Vines are a necessity in most gardens.
They can be used to cover unsightly objects like air conditioners and gas meters, or, more artistically, to create "green walls" in a garden. They're great formed into archways that introduce a new area.
The vertical aspects of a garden never should be overlooked because they help guide the eye to other features in the landscape.
Of all the vines, Lawrence gardener Jan Erland says clematis is her favorite.
"(It's) always a show stopper," she says. "I have grown them in the past to cover the unsightly 'legs' to an upper-level deck. The purple flowers reached up to the deck itself to bloom and say 'hello.'"
But vines needn't just be a vertical accessory. In fact, many gardeners are anti-grass, preferring vines as an attractive ground cover. The best part: no mowing, which frees up more outdoor time for more leisure.
One of the more popular vines in the Lawrence area is the clematis. A member of the buttercup family, its name is derived from the Greek word for "vine." The enormous allure of the clematis vine is obvious when you see those dinner plate-sized blooms glowing in the sun.
Many qualities make clematis a tough vine to pass up in Kansas gardens. The flowers bloom in a huge variety of shapes, sizes and colors on many types of foliage from spring until fall. Clematis is a hardy plant, although it can be difficult to establish. But once it takes root, a clematis vine can survive 25 years or more in the right conditions.
Those conditions? Most clematis prefer at least six hours of direct sunlight a day, good air movement around the plant and roots that stay cool. Mulching is an excellent way to cool the feet of a clematis, but planting it under a bed of vinca or another ground cover produces the same results.
Scott Wisdom, an employee at Sunrise Garden Center, 1501 Learnard Ave., and an avid gardener, grows the following varieties of clematis: ¢ For color: Villa de Lyon, Perle d'Azur ¢ For uniqueness: Belle of Woking (double bloom), Purpurea Plena Elegans (double bloom) ¢ For fragrance: Betty Corning ¢ Non-climbers: Integrifolia, C. heracleifolia
Most clematis need something to twine up, and they may need some assistance heading for the sky. The clematis climbs by way of twisting petioles, which generally require a thin fish line or string to grasp onto. Try threading a thin material onto an existing arbor, trellis or lattice work to ensure the upward mobility of clematis.

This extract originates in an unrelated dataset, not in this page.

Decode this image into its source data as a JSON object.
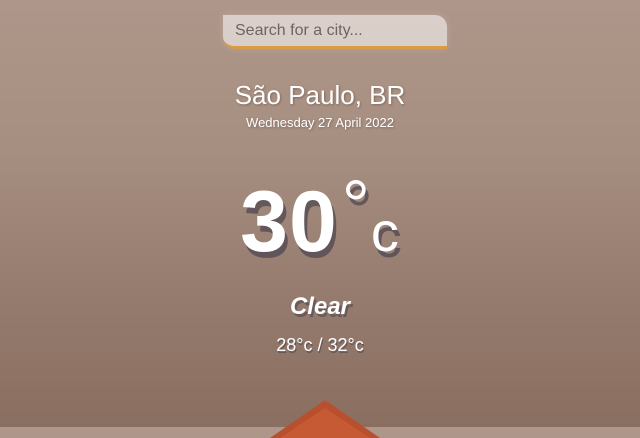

The tricky hiccup to growing clematis is knowing which type you have and when it's supposed to be pruned. Although pruning is not a must, it does improve the number of blooms and their locations. And, after all, that's why we grow clematis - the blooms!
Clematis come in three groups:
Group A (early-flowering clematis): This group begins blooming in April and May. It's best to prune Group A soon after the blooms have faded but no later than the end of July. This will allow new buds to form for the next season. You will want to remove shoots that have bloomed but stay clear of pruning the woody trunks. Generally speaking, clematis that does not die back in the winter and blooms early in the spring is probably in Group A.
Group B (large-flowering hybrids): These big guys usually grow 10 to 12 feet tall and begin blooming in mid-June on short stems from the growth of the previous season. If you have clematis with double blooms and/or one that's a re-bloomer later in the season, it is most likely a Group B clematis. They tend to perform well on fences, trellises and covering items. It's best to prune these types now, in March or very early April, by removing dead and weak stems completely and trimming remaining stems to the topmost part of the large, green buds.
Group C (late-flowering clematis): This grouping blooms on the past 2 or 3 feet of current growth and tends to be the easiest to prune because it doesn't maintain old wood. Members of this group should be trimmed in March or early April by cutting each stem to about 2 feet tall.
The best place to cut in any of the groups is directly above two healthy buds.
If you're unsure to which group your clematis belongs, watch it bloom and take note of when it's in full color. Then observe whether it blooms on woody stems from last year or on green flexible new wood. Once you've answered these questions, you can usually place your clematis.